Stored data
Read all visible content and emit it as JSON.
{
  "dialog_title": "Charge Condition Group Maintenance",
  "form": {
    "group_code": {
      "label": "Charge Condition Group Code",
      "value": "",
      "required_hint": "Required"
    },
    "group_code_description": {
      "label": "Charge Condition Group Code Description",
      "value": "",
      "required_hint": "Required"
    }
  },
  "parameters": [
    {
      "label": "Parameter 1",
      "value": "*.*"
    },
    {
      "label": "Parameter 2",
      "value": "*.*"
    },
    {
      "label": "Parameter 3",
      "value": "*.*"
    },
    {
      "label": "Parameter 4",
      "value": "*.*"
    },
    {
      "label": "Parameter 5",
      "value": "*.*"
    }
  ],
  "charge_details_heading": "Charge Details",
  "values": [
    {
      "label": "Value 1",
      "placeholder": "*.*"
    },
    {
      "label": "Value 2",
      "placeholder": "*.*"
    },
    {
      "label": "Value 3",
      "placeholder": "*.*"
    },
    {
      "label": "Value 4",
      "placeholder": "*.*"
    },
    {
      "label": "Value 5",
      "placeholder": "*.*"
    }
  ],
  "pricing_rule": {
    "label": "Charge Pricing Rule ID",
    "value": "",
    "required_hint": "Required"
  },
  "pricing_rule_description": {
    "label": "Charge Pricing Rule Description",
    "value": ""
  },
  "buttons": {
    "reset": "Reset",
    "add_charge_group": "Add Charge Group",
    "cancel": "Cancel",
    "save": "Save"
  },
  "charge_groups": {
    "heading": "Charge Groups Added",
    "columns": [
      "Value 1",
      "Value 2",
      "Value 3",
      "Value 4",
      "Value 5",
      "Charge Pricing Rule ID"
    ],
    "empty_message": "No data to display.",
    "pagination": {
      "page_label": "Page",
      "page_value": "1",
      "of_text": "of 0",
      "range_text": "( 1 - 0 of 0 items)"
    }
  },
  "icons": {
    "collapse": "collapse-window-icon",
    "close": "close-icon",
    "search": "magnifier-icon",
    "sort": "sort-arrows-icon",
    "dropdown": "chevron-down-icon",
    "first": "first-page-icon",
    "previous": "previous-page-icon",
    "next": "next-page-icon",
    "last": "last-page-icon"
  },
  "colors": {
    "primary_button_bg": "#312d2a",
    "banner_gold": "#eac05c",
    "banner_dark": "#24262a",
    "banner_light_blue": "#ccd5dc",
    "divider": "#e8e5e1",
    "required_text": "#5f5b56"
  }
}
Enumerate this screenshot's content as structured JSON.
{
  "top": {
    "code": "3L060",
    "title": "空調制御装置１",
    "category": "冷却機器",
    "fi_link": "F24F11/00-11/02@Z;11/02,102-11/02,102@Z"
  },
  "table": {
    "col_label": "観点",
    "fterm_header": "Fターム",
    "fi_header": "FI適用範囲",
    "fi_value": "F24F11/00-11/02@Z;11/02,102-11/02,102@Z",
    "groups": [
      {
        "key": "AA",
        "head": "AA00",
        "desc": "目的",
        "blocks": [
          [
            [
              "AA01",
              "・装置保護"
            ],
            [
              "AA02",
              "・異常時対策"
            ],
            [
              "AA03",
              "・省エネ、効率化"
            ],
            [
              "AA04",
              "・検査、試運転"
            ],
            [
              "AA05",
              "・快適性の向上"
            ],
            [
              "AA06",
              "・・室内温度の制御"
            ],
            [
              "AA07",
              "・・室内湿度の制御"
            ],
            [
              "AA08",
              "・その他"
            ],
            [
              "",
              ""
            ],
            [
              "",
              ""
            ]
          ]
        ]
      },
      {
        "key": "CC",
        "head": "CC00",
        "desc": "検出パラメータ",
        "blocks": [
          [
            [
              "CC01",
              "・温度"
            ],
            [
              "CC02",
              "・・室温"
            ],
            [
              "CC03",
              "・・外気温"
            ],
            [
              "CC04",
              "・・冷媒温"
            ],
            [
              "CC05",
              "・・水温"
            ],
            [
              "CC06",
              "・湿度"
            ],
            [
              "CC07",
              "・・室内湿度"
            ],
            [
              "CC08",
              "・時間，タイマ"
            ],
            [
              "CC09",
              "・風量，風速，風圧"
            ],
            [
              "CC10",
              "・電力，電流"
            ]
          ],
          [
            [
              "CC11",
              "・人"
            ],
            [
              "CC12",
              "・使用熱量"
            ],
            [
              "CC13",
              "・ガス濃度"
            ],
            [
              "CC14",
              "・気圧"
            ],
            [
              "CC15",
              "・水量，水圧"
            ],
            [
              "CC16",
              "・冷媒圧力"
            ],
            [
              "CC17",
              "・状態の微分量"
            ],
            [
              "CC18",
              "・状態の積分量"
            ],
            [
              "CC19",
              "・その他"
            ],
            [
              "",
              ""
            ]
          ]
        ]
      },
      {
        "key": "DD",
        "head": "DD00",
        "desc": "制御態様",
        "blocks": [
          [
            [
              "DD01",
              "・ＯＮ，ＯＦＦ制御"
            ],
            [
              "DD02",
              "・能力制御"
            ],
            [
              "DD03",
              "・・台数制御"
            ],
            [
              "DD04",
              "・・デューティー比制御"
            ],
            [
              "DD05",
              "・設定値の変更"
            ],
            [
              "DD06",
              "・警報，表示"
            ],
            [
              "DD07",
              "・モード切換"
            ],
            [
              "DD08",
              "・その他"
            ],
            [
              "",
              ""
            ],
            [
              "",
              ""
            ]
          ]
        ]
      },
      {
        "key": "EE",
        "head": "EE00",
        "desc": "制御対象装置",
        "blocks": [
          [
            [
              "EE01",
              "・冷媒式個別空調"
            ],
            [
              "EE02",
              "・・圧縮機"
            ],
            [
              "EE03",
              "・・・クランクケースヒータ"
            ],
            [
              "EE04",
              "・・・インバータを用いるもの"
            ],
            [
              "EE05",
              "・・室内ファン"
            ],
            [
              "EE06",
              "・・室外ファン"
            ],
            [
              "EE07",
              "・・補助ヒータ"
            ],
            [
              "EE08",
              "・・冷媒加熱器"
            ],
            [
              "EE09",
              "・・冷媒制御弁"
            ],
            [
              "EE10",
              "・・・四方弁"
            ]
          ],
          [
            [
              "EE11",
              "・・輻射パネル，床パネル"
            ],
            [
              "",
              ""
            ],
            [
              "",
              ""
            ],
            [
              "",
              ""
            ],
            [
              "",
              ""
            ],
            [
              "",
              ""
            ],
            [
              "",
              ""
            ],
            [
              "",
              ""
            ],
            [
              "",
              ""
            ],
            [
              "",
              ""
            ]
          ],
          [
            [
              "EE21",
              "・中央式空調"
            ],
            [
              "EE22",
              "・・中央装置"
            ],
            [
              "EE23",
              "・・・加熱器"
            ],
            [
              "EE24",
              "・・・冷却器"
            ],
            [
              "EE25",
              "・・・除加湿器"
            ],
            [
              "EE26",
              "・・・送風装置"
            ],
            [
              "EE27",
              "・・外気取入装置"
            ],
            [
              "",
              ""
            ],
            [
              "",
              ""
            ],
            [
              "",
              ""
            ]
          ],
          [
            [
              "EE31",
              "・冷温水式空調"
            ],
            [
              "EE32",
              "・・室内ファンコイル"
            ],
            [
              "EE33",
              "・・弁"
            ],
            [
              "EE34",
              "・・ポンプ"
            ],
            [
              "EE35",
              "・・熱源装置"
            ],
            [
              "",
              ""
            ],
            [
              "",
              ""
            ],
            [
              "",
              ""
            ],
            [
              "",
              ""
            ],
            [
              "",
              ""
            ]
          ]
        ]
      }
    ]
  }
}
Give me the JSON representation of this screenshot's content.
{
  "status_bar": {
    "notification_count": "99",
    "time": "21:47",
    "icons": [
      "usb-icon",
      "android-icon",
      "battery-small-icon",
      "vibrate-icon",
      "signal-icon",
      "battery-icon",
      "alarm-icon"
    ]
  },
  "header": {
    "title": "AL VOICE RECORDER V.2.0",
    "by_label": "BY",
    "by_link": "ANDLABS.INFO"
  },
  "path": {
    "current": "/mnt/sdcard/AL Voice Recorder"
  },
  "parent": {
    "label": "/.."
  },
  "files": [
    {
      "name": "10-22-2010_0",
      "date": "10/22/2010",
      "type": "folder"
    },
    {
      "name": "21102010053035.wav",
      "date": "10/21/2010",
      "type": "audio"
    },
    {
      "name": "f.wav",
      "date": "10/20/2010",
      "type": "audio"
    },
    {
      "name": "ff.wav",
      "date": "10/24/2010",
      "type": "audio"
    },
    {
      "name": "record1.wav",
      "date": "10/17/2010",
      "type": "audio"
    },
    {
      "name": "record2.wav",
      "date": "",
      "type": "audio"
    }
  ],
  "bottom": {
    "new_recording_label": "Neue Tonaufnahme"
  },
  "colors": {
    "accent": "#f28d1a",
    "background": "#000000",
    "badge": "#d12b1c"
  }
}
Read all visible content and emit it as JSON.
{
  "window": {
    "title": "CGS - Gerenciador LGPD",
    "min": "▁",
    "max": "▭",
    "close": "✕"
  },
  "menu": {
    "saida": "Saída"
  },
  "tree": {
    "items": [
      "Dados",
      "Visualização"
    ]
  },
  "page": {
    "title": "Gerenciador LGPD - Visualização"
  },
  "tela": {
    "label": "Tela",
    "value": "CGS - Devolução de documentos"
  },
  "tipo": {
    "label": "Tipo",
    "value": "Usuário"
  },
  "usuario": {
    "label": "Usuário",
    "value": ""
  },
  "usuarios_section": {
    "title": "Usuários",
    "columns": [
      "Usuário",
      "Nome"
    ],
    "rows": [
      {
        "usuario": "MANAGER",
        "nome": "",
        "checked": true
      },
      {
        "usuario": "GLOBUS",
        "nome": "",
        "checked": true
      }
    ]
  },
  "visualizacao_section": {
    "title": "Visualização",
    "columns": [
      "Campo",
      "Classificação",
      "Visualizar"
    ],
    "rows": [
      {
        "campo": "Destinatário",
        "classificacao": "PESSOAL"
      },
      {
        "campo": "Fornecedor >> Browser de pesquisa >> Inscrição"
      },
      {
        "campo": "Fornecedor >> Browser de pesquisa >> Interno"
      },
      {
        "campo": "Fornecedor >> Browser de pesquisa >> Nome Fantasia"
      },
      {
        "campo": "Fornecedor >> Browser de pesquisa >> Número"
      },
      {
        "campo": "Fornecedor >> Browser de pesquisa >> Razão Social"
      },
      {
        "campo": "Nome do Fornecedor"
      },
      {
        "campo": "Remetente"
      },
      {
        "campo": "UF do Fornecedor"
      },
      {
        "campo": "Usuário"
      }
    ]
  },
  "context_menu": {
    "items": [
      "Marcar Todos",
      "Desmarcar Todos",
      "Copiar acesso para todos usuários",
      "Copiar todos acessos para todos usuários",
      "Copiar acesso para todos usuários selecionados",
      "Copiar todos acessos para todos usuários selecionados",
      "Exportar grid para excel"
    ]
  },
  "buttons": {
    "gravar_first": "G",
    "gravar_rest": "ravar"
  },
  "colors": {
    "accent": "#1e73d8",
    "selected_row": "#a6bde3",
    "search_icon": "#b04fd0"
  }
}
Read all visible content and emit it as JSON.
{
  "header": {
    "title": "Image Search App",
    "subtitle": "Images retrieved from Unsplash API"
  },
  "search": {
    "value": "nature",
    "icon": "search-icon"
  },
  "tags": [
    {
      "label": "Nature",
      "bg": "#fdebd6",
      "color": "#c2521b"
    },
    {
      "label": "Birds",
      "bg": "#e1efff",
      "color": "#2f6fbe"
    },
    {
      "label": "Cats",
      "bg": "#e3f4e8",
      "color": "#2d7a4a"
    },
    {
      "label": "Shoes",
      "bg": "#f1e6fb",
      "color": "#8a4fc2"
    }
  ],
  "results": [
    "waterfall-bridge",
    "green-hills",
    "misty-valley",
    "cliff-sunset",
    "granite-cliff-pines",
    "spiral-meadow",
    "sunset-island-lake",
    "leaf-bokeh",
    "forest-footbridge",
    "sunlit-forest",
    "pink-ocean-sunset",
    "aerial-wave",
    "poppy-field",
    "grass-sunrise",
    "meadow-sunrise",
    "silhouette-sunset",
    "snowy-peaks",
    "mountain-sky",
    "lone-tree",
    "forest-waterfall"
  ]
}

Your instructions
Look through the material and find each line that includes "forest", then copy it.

Task answer
    "forest-footbridge",
    "sunlit-forest",
    "forest-waterfall"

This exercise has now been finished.